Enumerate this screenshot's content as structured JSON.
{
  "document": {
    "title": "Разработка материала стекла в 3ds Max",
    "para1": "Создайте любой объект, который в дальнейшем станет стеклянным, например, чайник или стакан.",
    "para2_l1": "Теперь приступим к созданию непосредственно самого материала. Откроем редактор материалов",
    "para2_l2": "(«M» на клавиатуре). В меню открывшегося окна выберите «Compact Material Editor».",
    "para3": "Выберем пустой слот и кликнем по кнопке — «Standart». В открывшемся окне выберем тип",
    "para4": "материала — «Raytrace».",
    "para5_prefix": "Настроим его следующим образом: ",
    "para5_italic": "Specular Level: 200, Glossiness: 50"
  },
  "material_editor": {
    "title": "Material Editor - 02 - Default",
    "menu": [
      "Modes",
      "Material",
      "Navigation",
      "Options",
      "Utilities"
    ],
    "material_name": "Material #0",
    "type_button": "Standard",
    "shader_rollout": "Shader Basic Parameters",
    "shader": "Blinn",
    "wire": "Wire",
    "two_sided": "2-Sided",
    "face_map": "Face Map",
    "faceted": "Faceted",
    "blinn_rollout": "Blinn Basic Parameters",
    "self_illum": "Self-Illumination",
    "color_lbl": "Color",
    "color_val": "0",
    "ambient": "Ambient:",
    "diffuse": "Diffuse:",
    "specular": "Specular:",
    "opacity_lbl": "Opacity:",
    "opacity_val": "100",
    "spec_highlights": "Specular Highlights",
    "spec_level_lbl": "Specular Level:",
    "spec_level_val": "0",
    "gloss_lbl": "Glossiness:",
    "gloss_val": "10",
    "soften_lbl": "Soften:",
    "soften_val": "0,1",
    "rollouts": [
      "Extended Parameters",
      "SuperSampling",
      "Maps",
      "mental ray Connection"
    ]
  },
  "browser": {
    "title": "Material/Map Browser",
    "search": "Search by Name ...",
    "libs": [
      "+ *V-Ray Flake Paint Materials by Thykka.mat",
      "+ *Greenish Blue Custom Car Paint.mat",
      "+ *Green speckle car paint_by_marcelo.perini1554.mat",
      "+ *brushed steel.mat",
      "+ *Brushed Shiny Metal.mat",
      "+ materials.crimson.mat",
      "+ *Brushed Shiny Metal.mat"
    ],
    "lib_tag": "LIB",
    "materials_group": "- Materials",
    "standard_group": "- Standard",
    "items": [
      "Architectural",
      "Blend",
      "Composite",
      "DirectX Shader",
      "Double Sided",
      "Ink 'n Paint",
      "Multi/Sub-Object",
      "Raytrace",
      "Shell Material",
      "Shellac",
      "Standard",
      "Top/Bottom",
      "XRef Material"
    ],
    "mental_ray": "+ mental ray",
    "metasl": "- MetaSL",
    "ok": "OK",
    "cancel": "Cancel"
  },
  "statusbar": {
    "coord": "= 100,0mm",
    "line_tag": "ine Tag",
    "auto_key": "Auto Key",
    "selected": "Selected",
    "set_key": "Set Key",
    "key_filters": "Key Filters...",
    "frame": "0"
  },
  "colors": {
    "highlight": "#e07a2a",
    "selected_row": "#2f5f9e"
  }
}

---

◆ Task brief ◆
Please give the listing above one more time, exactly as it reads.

◆ Exercise output ◆
Enumerate this screenshot's content as structured JSON.
{
  "document": {
    "title": "Разработка материала стекла в 3ds Max",
    "para1": "Создайте любой объект, который в дальнейшем станет стеклянным, например, чайник или стакан.",
    "para2_l1": "Теперь приступим к созданию непосредственно самого материала. Откроем редактор материалов",
    "para2_l2": "(«M» на клавиатуре). В меню открывшегося окна выберите «Compact Material Editor».",
    "para3": "Выберем пустой слот и кликнем по кнопке — «Standart». В открывшемся окне выберем тип",
    "para4": "материала — «Raytrace».",
    "para5_prefix": "Настроим его следующим образом: ",
    "para5_italic": "Specular Level: 200, Glossiness: 50"
  },
  "material_editor": {
    "title": "Material Editor - 02 - Default",
    "menu": [
      "Modes",
      "Material",
      "Navigation",
      "Options",
      "Utilities"
    ],
    "material_name": "Material #0",
    "type_button": "Standard",
    "shader_rollout": "Shader Basic Parameters",
    "shader": "Blinn",
    "wire": "Wire",
    "two_sided": "2-Sided",
    "face_map": "Face Map",
    "faceted": "Faceted",
    "blinn_rollout": "Blinn Basic Parameters",
    "self_illum": "Self-Illumination",
    "color_lbl": "Color",
    "color_val": "0",
    "ambient": "Ambient:",
    "diffuse": "Diffuse:",
    "specular": "Specular:",
    "opacity_lbl": "Opacity:",
    "opacity_val": "100",
    "spec_highlights": "Specular Highlights",
    "spec_level_lbl": "Specular Level:",
    "spec_level_val": "0",
    "gloss_lbl": "Glossiness:",
    "gloss_val": "10",
    "soften_lbl": "Soften:",
    "soften_val": "0,1",
    "rollouts": [
      "Extended Parameters",
      "SuperSampling",
      "Maps",
      "mental ray Connection"
    ]
  },
  "browser": {
    "title": "Material/Map Browser",
    "search": "Search by Name ...",
    "libs": [
      "+ *V-Ray Flake Paint Materials by Thykka.mat",
      "+ *Greenish Blue Custom Car Paint.mat",
      "+ *Green speckle car paint_by_marcelo.perini1554.mat",
      "+ *brushed steel.mat",
      "+ *Brushed Shiny Metal.mat",
      "+ materials.crimson.mat",
      "+ *Brushed Shiny Metal.mat"
    ],
    "lib_tag": "LIB",
    "materials_group": "- Materials",
    "standard_group": "- Standard",
    "items": [
      "Architectural",
      "Blend",
      "Composite",
      "DirectX Shader",
      "Double Sided",
      "Ink 'n Paint",
      "Multi/Sub-Object",
      "Raytrace",
      "Shell Material",
      "Shellac",
      "Standard",
      "Top/Bottom",
      "XRef Material"
    ],
    "mental_ray": "+ mental ray",
    "metasl": "- MetaSL",
    "ok": "OK",
    "cancel": "Cancel"
  },
  "statusbar": {
    "coord": "= 100,0mm",
    "line_tag": "ine Tag",
    "auto_key": "Auto Key",
    "selected": "Selected",
    "set_key": "Set Key",
    "key_filters": "Key Filters...",
    "frame": "0"
  },
  "colors": {
    "highlight": "#e07a2a",
    "selected_row": "#2f5f9e"
  }
}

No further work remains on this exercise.